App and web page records
Segment Open

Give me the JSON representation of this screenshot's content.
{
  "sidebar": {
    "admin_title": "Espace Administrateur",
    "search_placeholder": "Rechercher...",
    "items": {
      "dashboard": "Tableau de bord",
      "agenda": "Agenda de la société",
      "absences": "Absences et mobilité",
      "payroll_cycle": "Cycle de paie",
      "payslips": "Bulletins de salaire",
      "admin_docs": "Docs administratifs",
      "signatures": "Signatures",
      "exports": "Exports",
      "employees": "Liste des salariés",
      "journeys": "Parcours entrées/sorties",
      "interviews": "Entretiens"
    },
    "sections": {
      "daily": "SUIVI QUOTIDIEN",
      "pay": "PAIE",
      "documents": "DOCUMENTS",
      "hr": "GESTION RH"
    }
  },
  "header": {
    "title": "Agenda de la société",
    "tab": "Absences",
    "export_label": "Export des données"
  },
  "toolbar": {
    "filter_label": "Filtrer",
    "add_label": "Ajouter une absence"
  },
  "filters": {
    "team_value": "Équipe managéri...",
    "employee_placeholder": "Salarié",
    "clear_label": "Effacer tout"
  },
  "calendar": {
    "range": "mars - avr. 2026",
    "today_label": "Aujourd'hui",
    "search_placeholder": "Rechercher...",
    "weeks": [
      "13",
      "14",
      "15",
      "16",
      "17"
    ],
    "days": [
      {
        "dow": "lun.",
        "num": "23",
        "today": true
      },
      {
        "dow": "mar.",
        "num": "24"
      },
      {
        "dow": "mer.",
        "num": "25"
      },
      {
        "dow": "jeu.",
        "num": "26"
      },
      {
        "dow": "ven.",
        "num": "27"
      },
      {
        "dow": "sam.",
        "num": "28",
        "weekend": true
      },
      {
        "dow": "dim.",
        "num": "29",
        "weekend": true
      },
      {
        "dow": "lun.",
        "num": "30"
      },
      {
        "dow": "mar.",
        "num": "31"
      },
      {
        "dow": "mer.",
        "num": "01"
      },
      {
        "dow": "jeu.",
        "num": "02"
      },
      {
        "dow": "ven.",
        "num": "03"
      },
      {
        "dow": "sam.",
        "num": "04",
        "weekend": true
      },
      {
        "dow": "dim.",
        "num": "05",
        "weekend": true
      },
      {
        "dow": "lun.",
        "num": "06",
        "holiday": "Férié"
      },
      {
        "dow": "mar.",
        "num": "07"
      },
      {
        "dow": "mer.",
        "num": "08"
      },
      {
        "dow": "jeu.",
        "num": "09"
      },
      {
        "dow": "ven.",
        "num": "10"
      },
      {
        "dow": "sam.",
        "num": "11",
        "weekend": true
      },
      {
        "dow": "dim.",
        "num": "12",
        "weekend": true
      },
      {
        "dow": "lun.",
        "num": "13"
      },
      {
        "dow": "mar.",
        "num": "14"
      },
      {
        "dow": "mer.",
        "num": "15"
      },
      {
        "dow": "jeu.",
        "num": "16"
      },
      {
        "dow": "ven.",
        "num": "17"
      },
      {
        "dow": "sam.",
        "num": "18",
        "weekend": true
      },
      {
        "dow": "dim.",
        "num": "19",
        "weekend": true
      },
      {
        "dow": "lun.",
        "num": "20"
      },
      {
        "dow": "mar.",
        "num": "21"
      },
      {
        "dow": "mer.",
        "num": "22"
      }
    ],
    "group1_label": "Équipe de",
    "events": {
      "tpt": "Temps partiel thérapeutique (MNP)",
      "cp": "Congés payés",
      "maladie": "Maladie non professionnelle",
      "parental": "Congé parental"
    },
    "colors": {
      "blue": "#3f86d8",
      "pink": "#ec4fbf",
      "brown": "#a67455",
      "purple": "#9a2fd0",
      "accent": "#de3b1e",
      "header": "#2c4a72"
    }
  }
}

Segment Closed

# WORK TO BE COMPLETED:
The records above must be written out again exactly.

# ANSWER SPACE:
Give me the JSON representation of this screenshot's content.
{
  "sidebar": {
    "admin_title": "Espace Administrateur",
    "search_placeholder": "Rechercher...",
    "items": {
      "dashboard": "Tableau de bord",
      "agenda": "Agenda de la société",
      "absences": "Absences et mobilité",
      "payroll_cycle": "Cycle de paie",
      "payslips": "Bulletins de salaire",
      "admin_docs": "Docs administratifs",
      "signatures": "Signatures",
      "exports": "Exports",
      "employees": "Liste des salariés",
      "journeys": "Parcours entrées/sorties",
      "interviews": "Entretiens"
    },
    "sections": {
      "daily": "SUIVI QUOTIDIEN",
      "pay": "PAIE",
      "documents": "DOCUMENTS",
      "hr": "GESTION RH"
    }
  },
  "header": {
    "title": "Agenda de la société",
    "tab": "Absences",
    "export_label": "Export des données"
  },
  "toolbar": {
    "filter_label": "Filtrer",
    "add_label": "Ajouter une absence"
  },
  "filters": {
    "team_value": "Équipe managéri...",
    "employee_placeholder": "Salarié",
    "clear_label": "Effacer tout"
  },
  "calendar": {
    "range": "mars - avr. 2026",
    "today_label": "Aujourd'hui",
    "search_placeholder": "Rechercher...",
    "weeks": [
      "13",
      "14",
      "15",
      "16",
      "17"
    ],
    "days": [
      {
        "dow": "lun.",
        "num": "23",
        "today": true
      },
      {
        "dow": "mar.",
        "num": "24"
      },
      {
        "dow": "mer.",
        "num": "25"
      },
      {
        "dow": "jeu.",
        "num": "26"
      },
      {
        "dow": "ven.",
        "num": "27"
      },
      {
        "dow": "sam.",
        "num": "28",
        "weekend": true
      },
      {
        "dow": "dim.",
        "num": "29",
        "weekend": true
      },
      {
        "dow": "lun.",
        "num": "30"
      },
      {
        "dow": "mar.",
        "num": "31"
      },
      {
        "dow": "mer.",
        "num": "01"
      },
      {
        "dow": "jeu.",
        "num": "02"
      },
      {
        "dow": "ven.",
        "num": "03"
      },
      {
        "dow": "sam.",
        "num": "04",
        "weekend": true
      },
      {
        "dow": "dim.",
        "num": "05",
        "weekend": true
      },
      {
        "dow": "lun.",
        "num": "06",
        "holiday": "Férié"
      },
      {
        "dow": "mar.",
        "num": "07"
      },
      {
        "dow": "mer.",
        "num": "08"
      },
      {
        "dow": "jeu.",
        "num": "09"
      },
      {
        "dow": "ven.",
        "num": "10"
      },
      {
        "dow": "sam.",
        "num": "11",
        "weekend": true
      },
      {
        "dow": "dim.",
        "num": "12",
        "weekend": true
      },
      {
        "dow": "lun.",
        "num": "13"
      },
      {
        "dow": "mar.",
        "num": "14"
      },
      {
        "dow": "mer.",
        "num": "15"
      },
      {
        "dow": "jeu.",
        "num": "16"
      },
      {
        "dow": "ven.",
        "num": "17"
      },
      {
        "dow": "sam.",
        "num": "18",
        "weekend": true
      },
      {
        "dow": "dim.",
        "num": "19",
        "weekend": true
      },
      {
        "dow": "lun.",
        "num": "20"
      },
      {
        "dow": "mar.",
        "num": "21"
      },
      {
        "dow": "mer.",
        "num": "22"
      }
    ],
    "group1_label": "Équipe de",
    "events": {
      "tpt": "Temps partiel thérapeutique (MNP)",
      "cp": "Congés payés",
      "maladie": "Maladie non professionnelle",
      "parental": "Congé parental"
    },
    "colors": {
      "blue": "#3f86d8",
      "pink": "#ec4fbf",
      "brown": "#a67455",
      "purple": "#9a2fd0",
      "accent": "#de3b1e",
      "header": "#2c4a72"
    }
  }
}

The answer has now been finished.